Sharon Collaros, an Urban Zen Integrative Therapist, teaches multiple Urban Zen classes a week to the teachers and administrative staff in public schools in Columbus, Ohio. Urban Zen was originally designed to support patients, their family members and their medical care givers in hospital settings. But it is finding its way into various other high-stress settings, in this case supporting the important work of caring for and educating children. Urban Zen classes include gentle yoga movements, restorative yoga poses, breathing exercises, body awareness meditations, aromatherapy and Reiki.
Chris, a master school teacher and a principal in the public education system, values safe and compassionate learning environments where resilience, curiosity, excitement and joy are stoked; and where it’s safe to make mistakes. This is his path. This is his dharma. Chris is my husband. He offers his students the gifts of presence, inquisitive conversation, meaningful questions and enthusiastic feedback. This kind of learning environment is carefully nurtured and requires time for reflection. Unfortunately the time and value system it takes to foster this culture is under fire, and teachers and children are feeling the effects. And so he invited Urban Zen sessions into his school to support his staff and, by extension, the children in their care.

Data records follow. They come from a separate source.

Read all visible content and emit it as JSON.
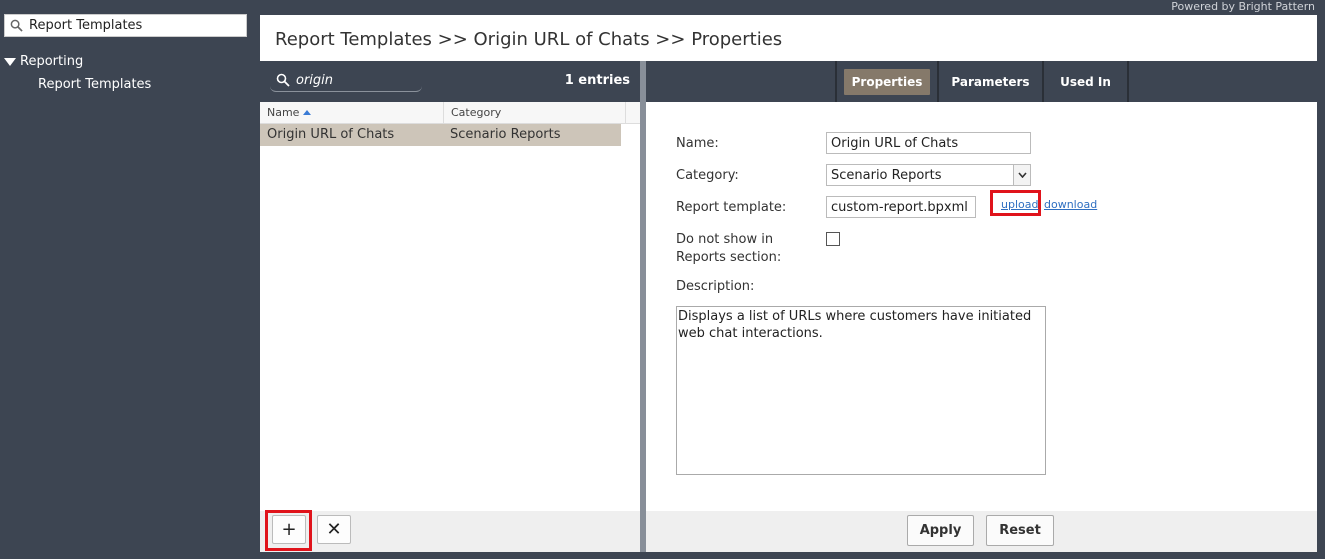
{
  "sidebar": {
    "search_value": "Report Templates",
    "tree": [
      {
        "label": "Reporting",
        "children": [
          {
            "label": "Report Templates"
          }
        ]
      }
    ]
  },
  "powered_by": "Powered by Bright Pattern",
  "breadcrumb": "Report Templates >> Origin URL of Chats >> Properties",
  "list": {
    "search_value": "origin",
    "entries_count": "1 entries",
    "columns": [
      "Name",
      "Category"
    ],
    "rows": [
      {
        "name": "Origin URL of Chats",
        "category": "Scenario Reports",
        "selected": true
      }
    ],
    "add_label": "+",
    "delete_label": "✕"
  },
  "tabs": [
    {
      "label": "Properties",
      "active": true
    },
    {
      "label": "Parameters",
      "active": false
    },
    {
      "label": "Used In",
      "active": false
    }
  ],
  "form": {
    "name_label": "Name:",
    "name_value": "Origin URL of Chats",
    "category_label": "Category:",
    "category_value": "Scenario Reports",
    "template_label": "Report template:",
    "template_value": "custom-report.bpxml",
    "upload_label": "upload",
    "download_label": "download",
    "hide_label_line1": "Do not show in",
    "hide_label_line2": "Reports section:",
    "hide_checked": false,
    "description_label": "Description:",
    "description_value": "Displays a list of URLs where customers have initiated web chat interactions."
  },
  "actions": {
    "apply_label": "Apply",
    "reset_label": "Reset"
  },
  "colors": {
    "background": "#3d4552",
    "selected_row": "#cdc5b9",
    "active_tab": "#85796a",
    "highlight": "#e0131b",
    "link": "#2f6fc1"
  }
}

In many ways the work of the teacher is similar to the work of nurses and doctors. Both are highly relationship driven. Dozens and dozens of decisions made daily have the potential to alter a life forever in both the classroom and the health care setting. And each challenge faced, each decision made is slightly different from one another. Each one requires presence of mind. When one thinks of the responsibilities held by those who guide children in schools or care for the sick in the hospital, one might decide the job is “not for me”. Urban Zen and its mindfulness practices offer educators a way to stay whole and move through their days with increased steadiness, readiness and ease.
The University of California, San Francisco, published in the journal Emotion, found that teachers who participated in an eight-week intensive meditation course were less stressed, anxious and depressed. The study analyzed the effects of meditation on emotional states and found that, after the course, the teachers showed improved understanding of the relationship between their thoughts and emotions. They were able “to better recognize emotions in others and their own emotional patterns so they could better resolve difficult problems in their relationships.” Neuroscience is now confirming what the ancient yogis have taught us. Meditating regularly develops greater awareness, emotional regulation and capacity to face the unknown, and it engenders compassion toward oneself and others. For teachers, meditation encourages the ability to be deeply present and emotionally responsive to their students.
Mindfulness and compassion are woven throughout each Urban Zen class where teachers find space for reflection, learn practices that promote self-care, and have a deeply restorative experience. What’s more, this is not a one time thing…or even a
three hour workshop. It is an ongoing, weekly class that allows teachers to internalized the Urban Zen experience and pass it on to their students.
All of this translates to a big, giant truth…educators are ripe for Urban Zen. They are coming to class eagerly and asking for weekly, year-long classes in the building in which they teach. They like practicing Urban Zen as a group with their fellow teachers. “It has meant so much to be able to carve out time to practice centering myself. Much needed this year.” As for me, it has been my honor and unique privilege to serve our teacher-caregivers. They are deeply appreciative, grateful for the chance to rest in restorative poses, release physical tension through gentle yoga movements, receive healing Reiki energy and focus mentally on what is most important to them. And they are ever so deserving.